Canine diabetes has three basic forms, namely: Canine Gestational Diabetes, Diabetes, Insipidus, and Diabetes Mellitus. Among them, Diabetes Mellitus is the most common.
Canine diabetes is generally characterized by a disorder in insulin production. Some dogs that are afflicted by it suffer from deficiency in insulin. Other dogs turn out to be insensitive to it. When the pancreas produces insulin, the glucose blood concentration is readily regulated. When canine diabetes gets worse, common symptoms progress, too. Dogs with canine diabetes are going to urinate excessively. As a result, they are going to experience extreme thirst. They are also going to lose weight. That’s attributed to the breakdown of stored muscle and fat. And soon after, they are going to be lethargic. They are going to lose their interest on things. The advanced and more serious stage inevitably triggers anorexia, dehydration, and infection. Cataracts also begin to debilitate the eyes of the dogs.

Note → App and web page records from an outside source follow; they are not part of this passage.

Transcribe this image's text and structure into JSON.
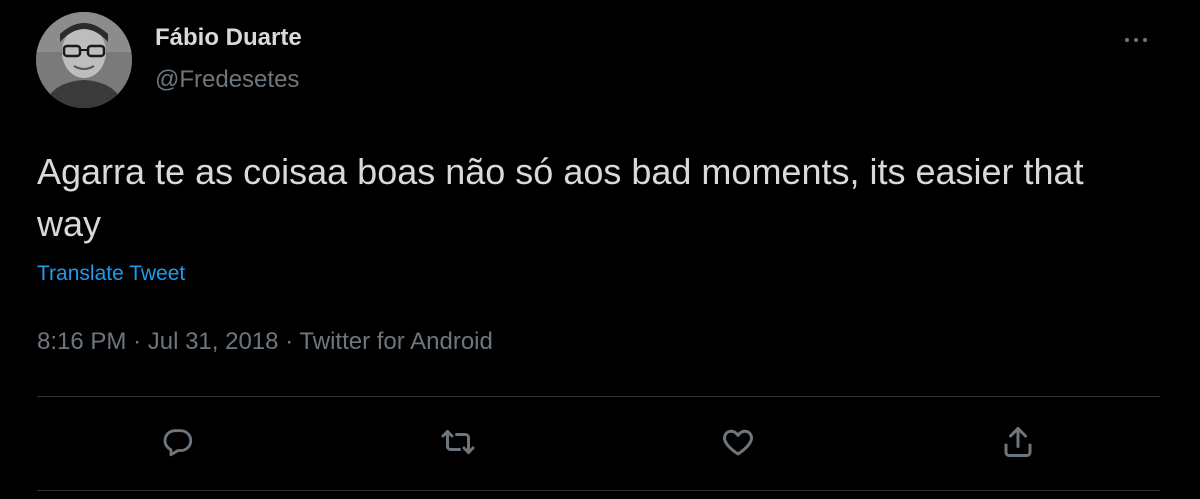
{
  "user": {
    "display_name": "Fábio Duarte",
    "handle": "@Fredesetes"
  },
  "tweet": {
    "text": "Agarra te as coisaa boas não só aos bad moments, its easier that way",
    "translate_label": "Translate Tweet",
    "time": "8:16 PM",
    "date": "Jul 31, 2018",
    "source": "Twitter for Android",
    "separator": "·"
  },
  "icons": {
    "more": "more-horizontal-icon",
    "reply": "reply-icon",
    "retweet": "retweet-icon",
    "like": "heart-icon",
    "share": "share-icon"
  },
  "colors": {
    "background": "#000000",
    "text_primary": "#d9d9d9",
    "text_secondary": "#6e767d",
    "link": "#1d9bf0",
    "divider": "#2f3336"
  }
}
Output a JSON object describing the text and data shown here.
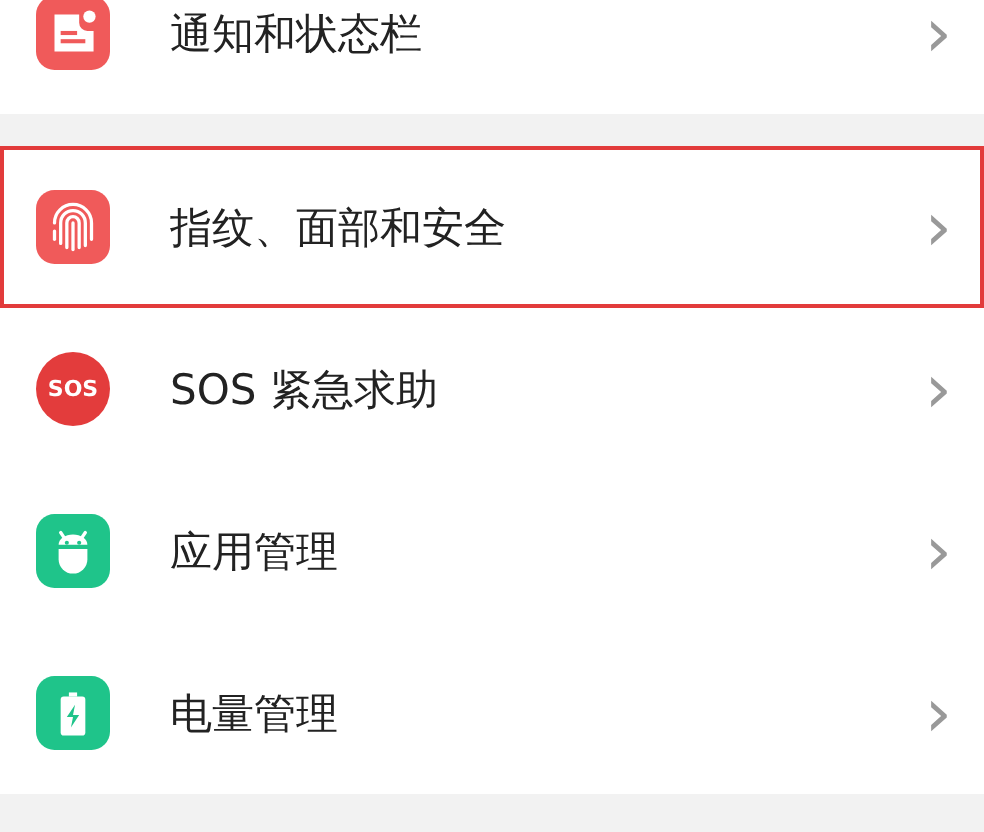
{
  "groups": [
    {
      "items": [
        {
          "kind": "notification",
          "label": "通知和状态栏",
          "chevron": "›",
          "selected": false
        }
      ]
    },
    {
      "items": [
        {
          "kind": "fingerprint",
          "label": "指纹、面部和安全",
          "chevron": "›",
          "selected": true
        },
        {
          "kind": "sos",
          "icon_text": "SOS",
          "label": "SOS 紧急求助",
          "chevron": "›",
          "selected": false
        },
        {
          "kind": "app",
          "label": "应用管理",
          "chevron": "›",
          "selected": false
        },
        {
          "kind": "battery",
          "label": "电量管理",
          "chevron": "›",
          "selected": false
        }
      ]
    }
  ]
}
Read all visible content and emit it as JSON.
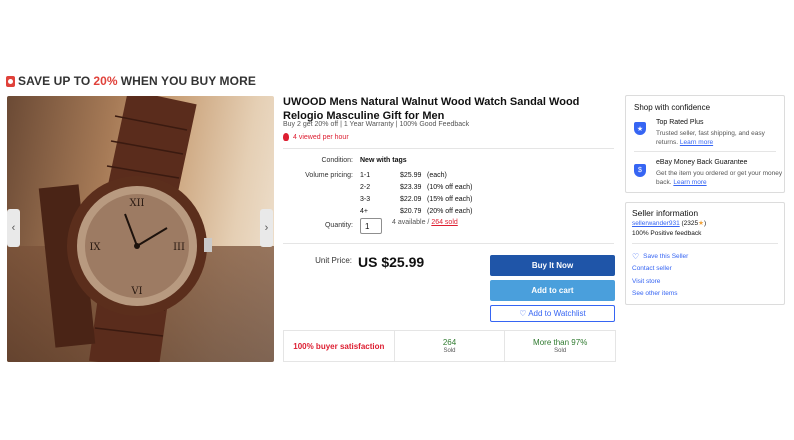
{
  "promo": {
    "prefix": "SAVE UP TO",
    "highlight": "20%",
    "suffix": "WHEN YOU BUY MORE"
  },
  "product": {
    "title": "UWOOD Mens Natural Walnut Wood Watch Sandal Wood Relogio Masculine Gift for Men",
    "subtitle": "Buy 2 get 20% off | 1 Year Warranty | 100% Good Feedback",
    "viewed": "4 viewed per hour",
    "condition_label": "Condition:",
    "condition_value": "New with tags",
    "volume_label": "Volume pricing:",
    "volume_tiers": [
      {
        "qty": "1-1",
        "price": "$25.99",
        "note": "(each)"
      },
      {
        "qty": "2-2",
        "price": "$23.39",
        "note": "(10% off each)"
      },
      {
        "qty": "3-3",
        "price": "$22.09",
        "note": "(15% off each)"
      },
      {
        "qty": "4+",
        "price": "$20.79",
        "note": "(20% off each)"
      }
    ],
    "quantity_label": "Quantity:",
    "quantity_value": "1",
    "available": "4 available /",
    "sold": "264 sold",
    "unit_price_label": "Unit Price:",
    "unit_price": "US $25.99"
  },
  "actions": {
    "buy_now": "Buy It Now",
    "add_to_cart": "Add to cart",
    "watchlist": "♡ Add to Watchlist"
  },
  "stats": {
    "satisfaction": "100% buyer satisfaction",
    "sold_count": "264",
    "sold_label": "Sold",
    "more_than": "More than 97%",
    "more_than_label": "Sold"
  },
  "confidence": {
    "heading": "Shop with confidence",
    "items": [
      {
        "title": "Top Rated Plus",
        "text": "Trusted seller, fast shipping, and easy returns.",
        "link": "Learn more",
        "icon": "top-rated-icon"
      },
      {
        "title": "eBay Money Back Guarantee",
        "text": "Get the item you ordered or get your money back.",
        "link": "Learn more",
        "icon": "shield-icon"
      }
    ]
  },
  "seller": {
    "heading": "Seller information",
    "name": "sellerwander931",
    "rating": "(2325",
    "rating_end": ")",
    "feedback": "100% Positive feedback",
    "save_seller": "Save this Seller",
    "contact": "Contact seller",
    "visit": "Visit store",
    "other": "See other items"
  },
  "colors": {
    "accent_red": "#e0413a",
    "primary_blue": "#1f55a8",
    "cart_blue": "#4a9fdc",
    "link_blue": "#3665f3",
    "green": "#2f7a2f"
  }
}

Here are some measures on how you can treat canine diabetes:
- Realize that some breeds and bloodlines are more prone or susceptible to canine diabetes. Discuss the issue with your veterinarian. If you dog is more likely to acquire canine diabetes, ask for the appropriate steps to be taken. By noting the risk factors, you can literally save your favorite pet’s precious life.
- Promptly consult a veterinarian when symptoms become apparent. Don’t take chances. Let the veterinarian assess the condition of your dog. He can physically examine your dog and closely observe it. If symptoms persist, he can recommend suitable laboratory tests. He can measure your dog’s blood sugar levels. He can also determine the glucose in its urine.

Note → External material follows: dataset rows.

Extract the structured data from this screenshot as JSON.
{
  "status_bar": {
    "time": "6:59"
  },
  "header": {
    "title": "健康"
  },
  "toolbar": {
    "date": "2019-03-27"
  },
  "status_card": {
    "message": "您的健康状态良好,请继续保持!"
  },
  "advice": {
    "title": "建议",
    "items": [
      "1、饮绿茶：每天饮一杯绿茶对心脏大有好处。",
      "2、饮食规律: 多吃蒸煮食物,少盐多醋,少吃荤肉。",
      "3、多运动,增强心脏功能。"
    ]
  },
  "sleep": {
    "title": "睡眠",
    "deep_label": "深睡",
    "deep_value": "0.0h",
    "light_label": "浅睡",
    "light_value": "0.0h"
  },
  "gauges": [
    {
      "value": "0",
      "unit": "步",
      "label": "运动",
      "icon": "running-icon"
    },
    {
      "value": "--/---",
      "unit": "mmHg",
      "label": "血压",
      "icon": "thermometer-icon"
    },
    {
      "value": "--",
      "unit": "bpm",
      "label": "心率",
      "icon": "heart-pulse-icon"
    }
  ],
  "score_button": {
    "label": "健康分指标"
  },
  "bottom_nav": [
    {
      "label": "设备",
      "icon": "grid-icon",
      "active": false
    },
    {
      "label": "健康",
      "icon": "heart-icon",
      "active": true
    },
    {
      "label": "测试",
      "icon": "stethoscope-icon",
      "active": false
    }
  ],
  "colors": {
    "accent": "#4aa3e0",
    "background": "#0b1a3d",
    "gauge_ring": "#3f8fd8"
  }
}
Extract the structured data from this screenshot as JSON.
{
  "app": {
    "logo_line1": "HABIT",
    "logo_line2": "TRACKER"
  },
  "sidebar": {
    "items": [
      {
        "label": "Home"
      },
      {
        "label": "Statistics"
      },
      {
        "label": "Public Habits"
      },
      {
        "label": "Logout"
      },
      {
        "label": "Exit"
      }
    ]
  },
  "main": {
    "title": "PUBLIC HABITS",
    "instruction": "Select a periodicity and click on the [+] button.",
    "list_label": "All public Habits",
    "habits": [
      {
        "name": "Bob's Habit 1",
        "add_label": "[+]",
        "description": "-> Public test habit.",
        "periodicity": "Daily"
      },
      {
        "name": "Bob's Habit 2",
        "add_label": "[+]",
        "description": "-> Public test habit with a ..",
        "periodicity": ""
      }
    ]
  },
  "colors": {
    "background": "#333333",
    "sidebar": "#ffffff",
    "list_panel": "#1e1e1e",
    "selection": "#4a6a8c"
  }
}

- Follow your veterinarian’s orders to the tee. Your veterinarian may recommend insulin injections. So, stick to it. Staying on schedule is really important. You should inject it to your dog once or two times a day. Your veterinarian has to set the required dosage. Don’t deviate from the prescribed dosage. The insulin dosage isn’t just based on your dog’s actual weight. It also factors in a number of aspects, including the severity of your dog’s health condition. You may also be instructed to test you dog’s urine using glucose test strips and monitor its blood glucose levels. See to it that records are kept, indicating the injections and corresponding the levels.
- Feed your dog according to the suggested diet. Your veterinarian should be able to remind you about your dog’s strict diet. The diet is going to play a critical role in controlling the disorder. Your veterinarian may recommend a diet that is high in protein and fiber but low in carbohydrate and fat. Again, you have to follow the feeding schedule. Your dog needs to eat on time – every day. Your veterinarian is going to set your dog’s feeding time.
By sticking to the above measures, you can certainly help your dog to get better soon. Bear in mind that your dog’s feeding time should be done simultaneously with its injection. It is always safe to let your dog eat first and the after 20 or 30 minutes, you can give its injection.